Something I learned today: Michigan is the only state in the nation that explicitly forbids discrimination based on height and weight.
There’s been talk of adding sexual orientation to the state’s civil-rights law, but in the current legislature, that’s unlikely to happen. A little googling reveals that height and weight were added in 1976, and it was the foundation of a suit brought five years ago by a Hooters waitress — 5-foot-8 and 132 pounds, who was pressured to lose more weight, so as to fit into a size-XS uniform.
In the comments, some guy refers to her as “a porker.” Which put me in mind of this, semi-NSFW. We are so cruel to one another, but only in the comments sections are we cruel to young women who can’t squeeze into an XS.

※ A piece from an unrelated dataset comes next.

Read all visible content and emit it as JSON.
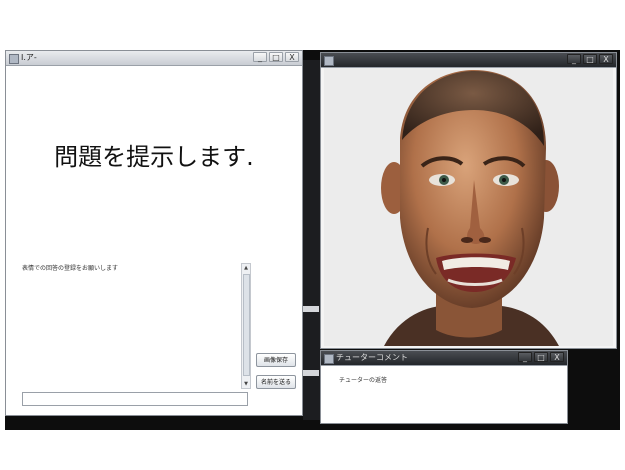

The other thing worth reading today is this Frank Rich piece on Ben Carson, or “Dr. Ben Carson,” as he’s popularly known. Cutting right to the point:
Thanks to his status as the political equivalent of a unicorn, Carson qualifies for the most elite affirmative-action program in America, albeit one paradoxically administered by a party opposed to affirmative-action programs. Simply put: If an African-American raises his hand to run for president as a Republican, he (they’ve all been men) will instantly be cheered on as a serious contender by conservative grandees, few or no questions asked. He is guaranteed editorials like the one in the Journal, accolades from powerful talk-show hosts (Carson would make “a superb president,” says Mark Levin), and credulous profiles like the one Fred Barnes contributed to The Weekly Standard last month. Barnes’s piece regurgitated spin from Carson’s political circle, typified by his neophyte campaign chief Terry Giles, a criminal litigator whose clients have included Richard Pryor, Enron’s Kenneth Lay, and an estate-seeking son of Anna Nicole Smith’s elderly final husband. “If nominated, can Carson beat Hillary Clinton or another Democrat?” Barnes asked—and then answered the question himself: “Yes, he can.” How? By winning 17 percent of the black vote in swing states—a theoretical percentage offered by a co-founder of the Draft Carson movement.
There’s no reason that a small-government black conservative Republican couldn’t be elected president—a proposition that might have been tested by Colin Powell and no doubt will be by other black Republicans one day. But not today. There have been three Great Black Presidential Hopes in the GOP’s entire history, Carson included—all of them in the past two decades. None has had a chance of victory in a national election, not least because none of the three ever won any elective office. None can be classified as presidential timber without a herculean suspension of disbelief. Indeed, the two Great Hopes before Carson were a buffoon with congenital financial woes and a two-time settler of sexual-harassment suits. But they, too, were praised to the skies by their Republican cheering section up until—and sometimes past—their inevitable implosions. And not without reason. There is a political method to this madness that reaches its culmination with Carson.
If nothing else, it’s an entertaining walk down memory lane. I’d forgotten about Alan Keyes. And Herman Cain is probably best left that way.
Whoa, but I’m sort of whipped. Let’s try again later.